Most corporations know it’s not only politically correct to celebrate race and gender differences, it’s best to show genuine caring for people along with profits. But there’s one form of diversity getting short shrift…the diversity of ambition among talented women who want balance in their work and life lives.
Corporations are certainly not ignoring women. Thousands of leadership training dollars are spent to get more women to the top. If women don’t get enough tips for meteoric advancement from employers, more strategies for breaking the glass ceiling are offered by women’s professional associations of every kind.
But the reality is that relatively few women are specifically aiming for the C-Suite. This is not a truth women reveal in leadership training sessions or in annual review discussions with a boss. Today women feel pressured to do their part for the sisterhood and “lean in”—even if what they really want is to do is lean in-between.
Women still shoulder the lion’s share of two huge caregiving roles—for children and aging parents. Even the most hard-driving women tend to reach a point when 24/7 job responsibilities and long hours away from home are difficult to sustain.
One of my coaching clients, Georgia, is a prime example: early forties, Ivy League B.A. and M.B.A., managing hundreds of people and millions of dollars in a highly compensated senior role at a Fortune 100 company. She’s also the mother of two young children. She’s got all the household helpers to make it possible for her to be at her desk from dawn until dusk and travel the globe. But on a recent trip she thought: “I’m supposed to want this success and keep pushing for more, but I never see my kids and I don’t need this job to prove that I’m successful or ambitious.”
Then we talked about pulling back a bit and not driving so hard while her children are young.

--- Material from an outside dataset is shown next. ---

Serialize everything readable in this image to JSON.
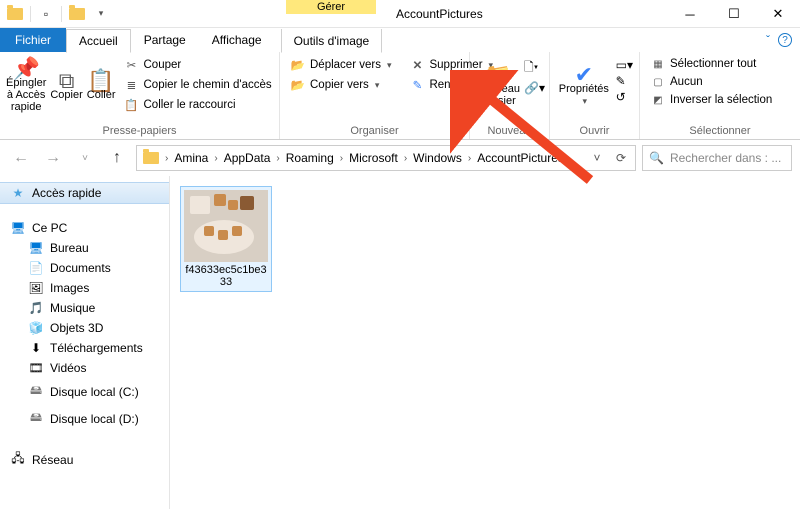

But she says there’s no support for “those” women and she fears being judged as a “lightweight.” She admits it’s easier to leave, and she soon will.
I know thousands of Georgias who have one foot on the off ramp or left what they perceived as an inflexible, unrelenting grind long ago. It’s a talent drain corporations need to stop—for the benefit of their own bottom line and to help women with what they need most…a future that is financially secure.
How can you keep Georgia and other smart women on your team so they can balance work and life? Here are eight ways.
Redefine ambition. Ambitious women are not only the ones gunning for the C-Suite. Plenty of smart women want to make a meaningful contribution that fits alongside caregiving roles. The definition of ambition is a strong desire to do or achieve something, not to be CEO. For most women the ability to blend work and life for personal and financial well-being is the highest form of success. Lots of job titles can get them to that nirvana and the only way forward is not up.
Give leadership a wide berth. Corporations also tend to glorify leaders who are heading departments or divisions. The fact is that leaders can be at every level and in every job. Women in heavy caregiving mode may be happy in less demanding, but still important roles. They leave jobs because they feel stretched to the limit with work and family responsibilities, but also largely because they don’t feel appreciated as valuable members of the team.
Revisit your leadership training budget. Are you allocating 100% of your leadership training budget to the maybe 10% of women who are truly engaged in a C-Suite quest? Keep helping those women get to the top but break off some significant dollars to help ambitious women who aren’t worried about big promotions and instead want strategies (at least for now) for continually “growing in place”.
Expand wellness programming to help caregivers blend work and life. Focus on the needs of caregivers who could also be men—especially when it involves ill or aging parents. Develop programs on parenting, eldercare, childcare, time management, etc.—and offer tips to reduce employee stress.
Zero in on financial wellness, too. You probably tell employees all the reasons why they should maximize 401(k) savings. But for women, it’s important to address the high cost of career breaks. They often say they’ll leave for a “couple of years” but stay out an average of 12. The cost is phenomenal: every year out of the workforce they forfeit up to four times their compensation, and you face big costs for onboarding replacements, too.
Find out what kind of flexibility women really want. Employers hear “flexibility” and assume every woman wants a part-time job or 100% work at home. Flexibility means different things to different people. Survey women about what they want, which often isn’t the moon. Many women are fine working in your office full-time but just want to arrive a bit later after getting children off to school or leave at a reasonable hour for a regular family dinner.
Figure out how to institutionalize flexibility as an employee benefit. Think back to when 401(k) plans, for example, had to be adapted for your workforce. It was a big job to establish a plan. But you did it, and you can make flexibility a company-wide benefit with limits, guidelines and equity for all. “How to Be Eligible to Work at Home” could outline how many days are allowed, optimal home office set-ups, meeting logistics, etc.
Get work-life mentors front and center. Women can see senior women who have clawed their way to a high rung on the ladder, but they only know these women worked hard and negotiated well. Even more valuable would be knowing how women at all levels have found ways to blend work and life at different family stages.
When diversity of ambition is recognized, employers visibly embrace all smart and talented contributors—and women who are also caregivers will stay on the path to long-term financial security and personal growth.